The Mentor nameplate was dropped on hatchback models following the launch of the Kia Shuma in 1999, although the Mentor sedan was sold until the Kia Cerato range was launched in 2004. The Sephia/Mentor was also the basis of the Timor in Indonesia.
The first-generation Sephia of 1994-1997. In the United States, a significant update came in 1995.5, when grilles and taillights were restyled and all Sephias except California-market RS/LS models got upgraded to the 1.8-liter DOHC 4-cylinder found in the Mazda Protege and Miata. A diesel-powered alternative were not available.
It is important to note that due to safety regulations, this generation cannot be legally imported to Canada. They can be driven there by their US-owners but not registered in Canada. This mostly has to do with the fact that Kia did not meet Canadian crash testing standards and in some years, did not provide the correct safety equipment. However under the 15 year rule for importing out of market vehicles as of 2009 the 94 models can be imported (and each year will continue to be allowed as time progresses). This same rule is often used to import vehicles from Europe, Australia and Japan and presently applies to vehicles manufactured out of market (regardless of meeting emissions or safety regulations) in the year 1992 or before. Kia did not arrive in Canada until 1999....
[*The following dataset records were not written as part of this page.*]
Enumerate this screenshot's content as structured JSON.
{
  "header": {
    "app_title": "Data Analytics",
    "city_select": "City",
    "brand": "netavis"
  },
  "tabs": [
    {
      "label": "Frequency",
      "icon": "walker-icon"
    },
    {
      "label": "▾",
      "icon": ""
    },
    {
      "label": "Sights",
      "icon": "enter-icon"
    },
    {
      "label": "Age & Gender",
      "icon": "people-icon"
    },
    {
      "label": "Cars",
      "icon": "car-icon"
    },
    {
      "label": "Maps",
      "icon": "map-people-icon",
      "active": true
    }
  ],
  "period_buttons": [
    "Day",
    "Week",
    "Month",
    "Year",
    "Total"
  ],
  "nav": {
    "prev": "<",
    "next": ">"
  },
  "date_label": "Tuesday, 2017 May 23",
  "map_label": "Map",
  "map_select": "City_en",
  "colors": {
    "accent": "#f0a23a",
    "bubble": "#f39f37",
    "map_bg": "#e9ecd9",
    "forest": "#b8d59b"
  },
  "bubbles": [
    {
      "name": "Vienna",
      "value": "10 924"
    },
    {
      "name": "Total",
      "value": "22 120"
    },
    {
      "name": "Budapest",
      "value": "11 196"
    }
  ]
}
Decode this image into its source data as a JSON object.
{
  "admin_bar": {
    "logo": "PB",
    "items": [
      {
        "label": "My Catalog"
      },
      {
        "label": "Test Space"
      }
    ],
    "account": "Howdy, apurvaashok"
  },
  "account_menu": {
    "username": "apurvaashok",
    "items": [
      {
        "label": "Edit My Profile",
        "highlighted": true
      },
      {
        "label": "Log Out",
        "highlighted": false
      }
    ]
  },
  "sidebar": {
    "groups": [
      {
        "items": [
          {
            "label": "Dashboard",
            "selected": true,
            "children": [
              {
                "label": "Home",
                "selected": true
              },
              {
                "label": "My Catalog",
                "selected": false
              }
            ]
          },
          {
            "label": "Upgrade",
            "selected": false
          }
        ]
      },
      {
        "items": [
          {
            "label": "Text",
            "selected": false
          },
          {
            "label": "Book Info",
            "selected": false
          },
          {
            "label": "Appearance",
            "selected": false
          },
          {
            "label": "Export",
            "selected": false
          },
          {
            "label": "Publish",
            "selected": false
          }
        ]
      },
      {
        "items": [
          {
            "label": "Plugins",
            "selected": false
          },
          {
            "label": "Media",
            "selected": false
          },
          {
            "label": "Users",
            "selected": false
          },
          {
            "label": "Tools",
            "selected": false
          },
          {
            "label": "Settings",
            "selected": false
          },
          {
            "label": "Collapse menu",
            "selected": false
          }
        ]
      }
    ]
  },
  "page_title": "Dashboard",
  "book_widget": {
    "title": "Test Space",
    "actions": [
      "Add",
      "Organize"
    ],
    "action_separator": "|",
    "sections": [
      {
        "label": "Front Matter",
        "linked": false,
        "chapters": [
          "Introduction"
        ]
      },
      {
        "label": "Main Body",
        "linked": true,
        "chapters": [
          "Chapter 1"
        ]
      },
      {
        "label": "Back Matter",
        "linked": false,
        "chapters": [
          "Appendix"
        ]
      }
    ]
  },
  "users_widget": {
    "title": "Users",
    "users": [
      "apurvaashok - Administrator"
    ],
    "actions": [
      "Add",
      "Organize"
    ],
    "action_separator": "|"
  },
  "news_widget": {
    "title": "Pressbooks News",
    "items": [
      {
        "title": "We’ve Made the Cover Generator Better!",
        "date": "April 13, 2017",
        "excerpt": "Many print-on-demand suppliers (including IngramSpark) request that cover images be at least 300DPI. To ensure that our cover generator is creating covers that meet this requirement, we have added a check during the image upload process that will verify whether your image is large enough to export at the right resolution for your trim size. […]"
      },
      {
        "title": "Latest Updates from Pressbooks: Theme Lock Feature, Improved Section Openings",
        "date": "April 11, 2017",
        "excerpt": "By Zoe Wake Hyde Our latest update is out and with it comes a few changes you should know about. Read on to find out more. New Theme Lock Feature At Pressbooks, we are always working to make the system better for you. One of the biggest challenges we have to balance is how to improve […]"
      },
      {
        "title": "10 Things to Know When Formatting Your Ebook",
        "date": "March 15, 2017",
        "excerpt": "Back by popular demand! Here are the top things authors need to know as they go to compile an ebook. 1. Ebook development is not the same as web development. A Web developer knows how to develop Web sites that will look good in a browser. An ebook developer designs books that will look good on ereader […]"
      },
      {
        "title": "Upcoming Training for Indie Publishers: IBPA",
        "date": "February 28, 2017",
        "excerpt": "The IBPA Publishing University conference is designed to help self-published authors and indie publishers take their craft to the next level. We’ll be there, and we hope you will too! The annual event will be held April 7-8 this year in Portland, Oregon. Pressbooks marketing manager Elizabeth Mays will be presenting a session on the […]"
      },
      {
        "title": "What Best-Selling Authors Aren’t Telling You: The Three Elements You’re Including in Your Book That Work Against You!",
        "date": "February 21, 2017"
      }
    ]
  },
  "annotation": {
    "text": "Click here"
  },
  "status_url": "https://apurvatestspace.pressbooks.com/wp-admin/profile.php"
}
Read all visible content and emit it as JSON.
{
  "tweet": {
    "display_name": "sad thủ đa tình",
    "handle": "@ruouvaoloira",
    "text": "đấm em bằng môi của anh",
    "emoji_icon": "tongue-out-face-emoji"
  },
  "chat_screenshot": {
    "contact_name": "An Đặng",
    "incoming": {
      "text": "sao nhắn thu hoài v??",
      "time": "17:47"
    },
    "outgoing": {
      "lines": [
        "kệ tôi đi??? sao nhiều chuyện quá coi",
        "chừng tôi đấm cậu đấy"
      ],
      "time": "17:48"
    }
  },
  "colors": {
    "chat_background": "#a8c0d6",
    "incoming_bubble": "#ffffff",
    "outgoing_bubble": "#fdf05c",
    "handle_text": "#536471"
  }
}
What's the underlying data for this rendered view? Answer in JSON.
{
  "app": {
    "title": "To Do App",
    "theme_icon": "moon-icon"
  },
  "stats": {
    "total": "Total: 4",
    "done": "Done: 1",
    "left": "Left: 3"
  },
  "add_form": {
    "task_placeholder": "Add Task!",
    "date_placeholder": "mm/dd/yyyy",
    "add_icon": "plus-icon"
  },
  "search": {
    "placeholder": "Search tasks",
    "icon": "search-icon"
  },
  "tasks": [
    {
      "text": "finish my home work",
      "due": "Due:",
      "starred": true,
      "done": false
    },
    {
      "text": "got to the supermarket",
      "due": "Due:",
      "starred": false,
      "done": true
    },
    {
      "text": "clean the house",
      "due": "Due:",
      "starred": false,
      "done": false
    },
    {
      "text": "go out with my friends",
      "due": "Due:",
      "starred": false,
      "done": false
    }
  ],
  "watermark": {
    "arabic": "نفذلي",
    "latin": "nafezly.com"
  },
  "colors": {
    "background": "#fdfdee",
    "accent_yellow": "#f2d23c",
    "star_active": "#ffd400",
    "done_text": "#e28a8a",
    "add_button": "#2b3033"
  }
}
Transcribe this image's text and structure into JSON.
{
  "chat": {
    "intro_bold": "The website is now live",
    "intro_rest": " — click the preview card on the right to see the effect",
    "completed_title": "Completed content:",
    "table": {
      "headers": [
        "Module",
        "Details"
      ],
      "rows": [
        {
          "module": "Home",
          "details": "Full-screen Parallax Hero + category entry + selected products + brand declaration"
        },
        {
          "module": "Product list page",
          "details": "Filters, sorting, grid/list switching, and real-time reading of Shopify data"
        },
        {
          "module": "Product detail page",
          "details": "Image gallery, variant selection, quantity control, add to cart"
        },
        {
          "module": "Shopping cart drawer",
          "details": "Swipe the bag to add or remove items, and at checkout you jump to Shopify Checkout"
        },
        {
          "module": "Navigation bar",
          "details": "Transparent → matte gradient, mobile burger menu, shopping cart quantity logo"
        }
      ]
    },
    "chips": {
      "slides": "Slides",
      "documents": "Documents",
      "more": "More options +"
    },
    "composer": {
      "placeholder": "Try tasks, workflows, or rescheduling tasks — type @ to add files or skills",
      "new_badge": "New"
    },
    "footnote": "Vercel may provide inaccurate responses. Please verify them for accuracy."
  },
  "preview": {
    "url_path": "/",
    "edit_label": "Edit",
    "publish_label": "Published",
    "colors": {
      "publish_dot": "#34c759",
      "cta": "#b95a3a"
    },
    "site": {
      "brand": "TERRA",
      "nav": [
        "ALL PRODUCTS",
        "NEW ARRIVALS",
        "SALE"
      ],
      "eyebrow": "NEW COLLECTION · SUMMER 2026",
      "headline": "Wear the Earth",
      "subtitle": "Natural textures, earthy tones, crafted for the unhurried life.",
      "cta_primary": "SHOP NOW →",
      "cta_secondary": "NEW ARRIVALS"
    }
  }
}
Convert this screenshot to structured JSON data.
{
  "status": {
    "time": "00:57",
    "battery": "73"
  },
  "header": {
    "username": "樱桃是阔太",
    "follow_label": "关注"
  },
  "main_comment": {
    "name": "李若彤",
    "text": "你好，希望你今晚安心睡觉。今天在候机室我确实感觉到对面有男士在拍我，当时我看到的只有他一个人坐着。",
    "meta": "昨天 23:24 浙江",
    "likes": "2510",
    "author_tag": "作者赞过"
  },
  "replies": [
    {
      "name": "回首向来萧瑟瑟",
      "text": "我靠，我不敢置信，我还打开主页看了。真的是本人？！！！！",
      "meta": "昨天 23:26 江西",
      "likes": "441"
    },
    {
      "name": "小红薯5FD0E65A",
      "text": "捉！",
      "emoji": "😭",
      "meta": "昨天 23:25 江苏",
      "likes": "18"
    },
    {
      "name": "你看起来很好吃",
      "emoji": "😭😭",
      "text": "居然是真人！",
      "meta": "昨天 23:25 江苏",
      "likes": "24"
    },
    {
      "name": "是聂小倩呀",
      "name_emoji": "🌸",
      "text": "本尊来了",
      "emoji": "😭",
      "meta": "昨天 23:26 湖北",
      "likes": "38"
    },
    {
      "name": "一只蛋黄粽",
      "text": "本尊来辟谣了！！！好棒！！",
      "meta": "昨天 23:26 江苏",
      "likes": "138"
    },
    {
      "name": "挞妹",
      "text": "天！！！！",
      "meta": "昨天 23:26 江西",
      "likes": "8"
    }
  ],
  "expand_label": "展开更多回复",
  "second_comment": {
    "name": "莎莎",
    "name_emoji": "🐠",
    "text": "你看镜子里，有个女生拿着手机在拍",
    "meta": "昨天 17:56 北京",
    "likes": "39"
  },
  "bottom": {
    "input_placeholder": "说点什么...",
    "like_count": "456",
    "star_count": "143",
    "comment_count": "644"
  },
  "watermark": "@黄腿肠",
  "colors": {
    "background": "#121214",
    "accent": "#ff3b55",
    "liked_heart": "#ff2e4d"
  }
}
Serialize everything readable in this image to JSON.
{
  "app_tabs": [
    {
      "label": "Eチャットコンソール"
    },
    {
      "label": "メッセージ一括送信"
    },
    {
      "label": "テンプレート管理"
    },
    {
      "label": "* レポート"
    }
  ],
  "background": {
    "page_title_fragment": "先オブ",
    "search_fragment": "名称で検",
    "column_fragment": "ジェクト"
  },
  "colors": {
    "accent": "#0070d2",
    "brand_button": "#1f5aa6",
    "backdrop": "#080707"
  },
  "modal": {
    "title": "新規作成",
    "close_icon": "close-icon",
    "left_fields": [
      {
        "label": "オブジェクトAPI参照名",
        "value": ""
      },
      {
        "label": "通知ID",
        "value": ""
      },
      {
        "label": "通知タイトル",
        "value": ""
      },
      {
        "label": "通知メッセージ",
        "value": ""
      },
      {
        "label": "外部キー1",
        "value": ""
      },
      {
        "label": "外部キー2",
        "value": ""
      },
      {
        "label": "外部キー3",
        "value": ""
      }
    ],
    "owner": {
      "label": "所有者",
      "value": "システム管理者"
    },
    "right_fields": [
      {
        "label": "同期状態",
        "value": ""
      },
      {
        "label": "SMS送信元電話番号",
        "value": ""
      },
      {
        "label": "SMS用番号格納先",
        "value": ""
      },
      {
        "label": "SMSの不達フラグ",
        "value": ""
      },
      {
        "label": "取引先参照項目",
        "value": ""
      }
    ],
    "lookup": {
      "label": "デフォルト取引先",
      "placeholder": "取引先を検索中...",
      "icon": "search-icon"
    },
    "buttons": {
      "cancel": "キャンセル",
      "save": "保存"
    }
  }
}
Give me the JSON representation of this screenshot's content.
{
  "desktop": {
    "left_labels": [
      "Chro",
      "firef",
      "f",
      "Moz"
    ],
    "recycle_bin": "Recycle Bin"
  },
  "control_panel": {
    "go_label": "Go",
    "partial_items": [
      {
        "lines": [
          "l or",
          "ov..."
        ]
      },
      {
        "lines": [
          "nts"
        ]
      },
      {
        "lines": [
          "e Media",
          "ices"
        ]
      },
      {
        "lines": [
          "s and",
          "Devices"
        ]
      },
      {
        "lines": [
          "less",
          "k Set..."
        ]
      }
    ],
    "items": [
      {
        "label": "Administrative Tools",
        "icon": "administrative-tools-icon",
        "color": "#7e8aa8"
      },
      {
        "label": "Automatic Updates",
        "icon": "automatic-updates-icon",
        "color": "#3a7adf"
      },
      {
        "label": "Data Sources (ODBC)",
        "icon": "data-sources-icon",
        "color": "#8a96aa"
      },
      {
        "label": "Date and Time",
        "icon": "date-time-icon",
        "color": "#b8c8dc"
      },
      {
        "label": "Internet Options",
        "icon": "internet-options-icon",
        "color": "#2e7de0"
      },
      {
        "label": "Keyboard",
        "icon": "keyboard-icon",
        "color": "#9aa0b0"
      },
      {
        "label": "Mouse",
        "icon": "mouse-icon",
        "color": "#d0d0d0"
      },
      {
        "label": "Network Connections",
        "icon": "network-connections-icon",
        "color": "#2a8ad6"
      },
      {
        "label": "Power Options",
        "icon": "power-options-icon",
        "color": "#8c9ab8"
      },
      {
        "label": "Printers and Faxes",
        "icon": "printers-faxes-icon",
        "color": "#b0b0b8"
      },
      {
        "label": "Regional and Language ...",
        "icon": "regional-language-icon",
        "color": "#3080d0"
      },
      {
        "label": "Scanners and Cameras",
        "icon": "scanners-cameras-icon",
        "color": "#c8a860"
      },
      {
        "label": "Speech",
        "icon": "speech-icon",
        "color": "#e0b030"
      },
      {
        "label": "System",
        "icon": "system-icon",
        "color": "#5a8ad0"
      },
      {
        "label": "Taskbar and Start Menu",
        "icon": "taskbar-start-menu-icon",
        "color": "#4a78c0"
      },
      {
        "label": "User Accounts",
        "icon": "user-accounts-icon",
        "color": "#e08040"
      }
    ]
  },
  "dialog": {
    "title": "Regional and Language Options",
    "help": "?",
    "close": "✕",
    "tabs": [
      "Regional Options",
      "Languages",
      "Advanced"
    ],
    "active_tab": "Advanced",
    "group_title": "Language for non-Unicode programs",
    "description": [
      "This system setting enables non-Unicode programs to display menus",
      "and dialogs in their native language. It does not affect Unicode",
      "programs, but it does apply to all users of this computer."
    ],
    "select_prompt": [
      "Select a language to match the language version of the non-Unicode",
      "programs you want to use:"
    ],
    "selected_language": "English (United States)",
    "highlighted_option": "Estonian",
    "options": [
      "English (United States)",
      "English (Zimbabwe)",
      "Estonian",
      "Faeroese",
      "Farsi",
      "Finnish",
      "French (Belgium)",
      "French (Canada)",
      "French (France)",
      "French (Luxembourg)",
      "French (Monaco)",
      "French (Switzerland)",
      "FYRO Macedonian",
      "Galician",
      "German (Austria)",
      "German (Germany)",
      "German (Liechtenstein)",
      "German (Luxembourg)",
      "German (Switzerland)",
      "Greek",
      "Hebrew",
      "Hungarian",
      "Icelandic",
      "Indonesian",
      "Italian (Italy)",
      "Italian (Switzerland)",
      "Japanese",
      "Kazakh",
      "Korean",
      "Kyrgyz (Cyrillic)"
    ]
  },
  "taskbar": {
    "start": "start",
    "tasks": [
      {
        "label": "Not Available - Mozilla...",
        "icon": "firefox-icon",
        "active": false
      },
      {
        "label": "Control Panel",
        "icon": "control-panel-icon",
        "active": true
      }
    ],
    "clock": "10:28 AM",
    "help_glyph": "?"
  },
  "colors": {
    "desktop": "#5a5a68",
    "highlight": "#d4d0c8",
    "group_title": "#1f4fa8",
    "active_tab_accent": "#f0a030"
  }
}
In 1998 the Sephia was completely redesigned, this time by Kia itself. Kia's used its own new DOHC 1.8L engine and an improved air conditioning system. In 2000 Kia used the Sephia's mechanicals to make the Spectra, a hatchback version of the Sephia. The Sephia name was discontinued in North America after 2001, now called the Spectra sedan.